Record Type: RIE
Publication Date: 1978-Mar
Pages: 29
Abstractor: N/A
Reference Count: 0
Reading and Cognitive Capacity Usage: Effects of Text Difficulty.
Britton, Bruce K.; And Others
Three experiments, in which subjects read passages of variable readability, measured "cognitive capacity usage" (the attention level to reading material) by recording by subjects reaction times in a secondary task (responding to a "click"). The data indicated that the easy texts filled cognitive capacity more completely than the difficult texts, while the difficult texts used more "total" cognitive capacity (measured by multiplying the reading time for the entire passage by the reaction time to the click) than the easy texts. Arousal patterns, grammatical theory, and various artifacts do not explain these results as adequately as does a cognitive processing model. In that interpretation, the short term memory ("processor") spaces are always full when easy passages are read. Frequent breakdowns occur, however, in the comprehension processes for difficult passages; the short term memory spaces empty temporarily, and these periodic "breakdowns" leave extra capacity available for response to the secondary task.
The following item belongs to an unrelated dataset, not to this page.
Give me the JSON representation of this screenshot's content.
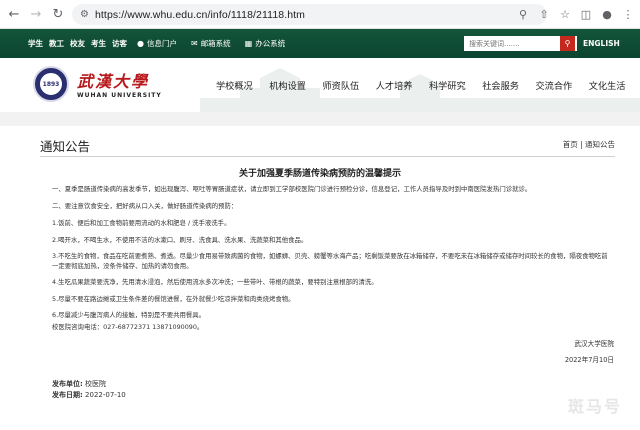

The multiple linear regression model that was based on the experimental data has a coefficient of determination of .75 for predicting cognitive capacity usage with five text characteristics, including comprehensibility, learnability, and the text's "semantic activeness" (word recognition/recall of content words). (RL)
Publication Type: Speeches/Meeting Papers
Education Level: N/A
Audience: N/A
Language: N/A
Sponsor: N/A
Authoring Institution: N/A
Note: Paper presented at the Annual Meeting of the American Educational Research Association (Toronto, March 27-31, 1978)